Fascism and the Masses: The Revolt Against the Last Humans, 1848-1945, New York: Routledge, 2018; 431 pp.: ISBN 9780815385851, 115.00 [pounds sterling] (doth)
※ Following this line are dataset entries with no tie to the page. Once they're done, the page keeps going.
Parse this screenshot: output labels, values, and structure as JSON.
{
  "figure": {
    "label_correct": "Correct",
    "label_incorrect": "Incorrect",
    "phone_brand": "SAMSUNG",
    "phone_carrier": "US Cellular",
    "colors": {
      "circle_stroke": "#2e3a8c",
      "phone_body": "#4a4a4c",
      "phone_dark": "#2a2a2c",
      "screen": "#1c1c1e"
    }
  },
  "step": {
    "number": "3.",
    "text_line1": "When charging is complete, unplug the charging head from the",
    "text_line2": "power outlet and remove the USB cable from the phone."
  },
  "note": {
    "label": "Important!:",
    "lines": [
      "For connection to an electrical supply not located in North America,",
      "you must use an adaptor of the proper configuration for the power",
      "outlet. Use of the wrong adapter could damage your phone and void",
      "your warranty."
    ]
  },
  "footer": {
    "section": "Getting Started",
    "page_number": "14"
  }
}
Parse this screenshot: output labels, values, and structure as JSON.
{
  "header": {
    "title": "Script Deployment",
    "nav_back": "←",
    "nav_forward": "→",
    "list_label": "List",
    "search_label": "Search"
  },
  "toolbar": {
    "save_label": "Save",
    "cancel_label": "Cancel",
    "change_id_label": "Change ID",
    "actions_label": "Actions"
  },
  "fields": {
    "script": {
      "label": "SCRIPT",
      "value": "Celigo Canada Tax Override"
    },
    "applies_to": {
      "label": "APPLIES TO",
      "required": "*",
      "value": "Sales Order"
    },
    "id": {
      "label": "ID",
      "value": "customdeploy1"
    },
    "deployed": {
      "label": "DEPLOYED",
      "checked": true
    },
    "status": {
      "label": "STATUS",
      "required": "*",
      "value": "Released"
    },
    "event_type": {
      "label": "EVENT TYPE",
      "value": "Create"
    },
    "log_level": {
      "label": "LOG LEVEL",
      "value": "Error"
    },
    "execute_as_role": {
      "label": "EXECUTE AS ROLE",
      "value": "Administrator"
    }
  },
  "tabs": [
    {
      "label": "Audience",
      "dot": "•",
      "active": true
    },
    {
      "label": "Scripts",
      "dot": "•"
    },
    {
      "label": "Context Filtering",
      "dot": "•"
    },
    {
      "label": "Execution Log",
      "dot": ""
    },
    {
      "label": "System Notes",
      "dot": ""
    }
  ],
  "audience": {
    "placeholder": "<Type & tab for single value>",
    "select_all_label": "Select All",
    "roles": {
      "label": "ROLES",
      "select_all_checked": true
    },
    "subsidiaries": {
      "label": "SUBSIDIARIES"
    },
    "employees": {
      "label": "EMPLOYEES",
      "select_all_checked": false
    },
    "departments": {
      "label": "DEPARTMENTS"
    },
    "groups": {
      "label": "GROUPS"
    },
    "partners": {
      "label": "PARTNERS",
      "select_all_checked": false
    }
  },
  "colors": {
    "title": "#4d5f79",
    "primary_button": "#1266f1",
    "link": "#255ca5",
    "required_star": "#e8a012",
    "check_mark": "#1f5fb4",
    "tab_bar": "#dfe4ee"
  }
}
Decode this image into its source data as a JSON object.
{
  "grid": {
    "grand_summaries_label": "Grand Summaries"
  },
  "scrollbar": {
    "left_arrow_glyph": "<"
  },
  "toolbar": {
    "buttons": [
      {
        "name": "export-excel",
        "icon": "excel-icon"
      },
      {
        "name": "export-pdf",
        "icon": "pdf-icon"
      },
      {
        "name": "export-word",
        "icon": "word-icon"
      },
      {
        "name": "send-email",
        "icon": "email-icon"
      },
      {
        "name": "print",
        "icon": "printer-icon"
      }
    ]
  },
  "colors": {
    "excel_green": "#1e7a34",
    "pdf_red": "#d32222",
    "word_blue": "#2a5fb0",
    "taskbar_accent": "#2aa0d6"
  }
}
In the United States, Donald Trump's 2016 Electoral College upset has been popularly portrayed as a victory for the uneducated, White working class deeply invested in regressive ideologies--never mind that his campaign was supported by moneyed elites and that the White middle class constituted his strongest base of support. Trump, businessman and alleged billionaire, has been transubstantiated into the voice of the downtrodden masses in the popular media. But this is nothing new. The scholarly and popular imagination has long associated fascism with an irrational citizenry sufficiently empowered to carry out its worst impulses. However, as Ishay Landa argues, fascism 'understood and presented itself as a militant rejection of the ideal of mass politics' and, indeed, 'framed its mission very much in terms of delivering the nation ... from the grip of democratic and socialist demagogues, and placing it in the hands of responsible leaders, who will no longer be at the beck and call of a foolhardy and unruly populace' (6). Over the 400-plus pages of Fascism and the Masses, Landa decisively counters all attempts to equate fascism with mass politics by offering a full and definitive account of the cultural politics underlying the emergence and implementation of fascist vision. His excavation, too, offers a way forward, a hope for a world facing the re-emergence of fascism in the 21st century.
The subtitle of Landa's book references Nietzsche's'Last Humans , content with their domesticated egalitarianism. Nietzsche's nightmare scenario was being lived out in the 19th century as democratic reforms spread across Europe, while the rise of trade unions and workers' parties gave the masses both economic and political power, especially as changing economies concentrated workers into cities. Modern healthcare meant that the lower classes lived longer, and modern manufacturing gave them access to material goods previously unavailable. The masses were also engaging in leisure activities and, especially with the rise of literacy, both consuming and producing culture, further infringing upon the privileges of the elites, who often retreated, artistically, into obscurity and abstraction. Among the upper classes, many former liberals and revolutionaries transformed into conservative...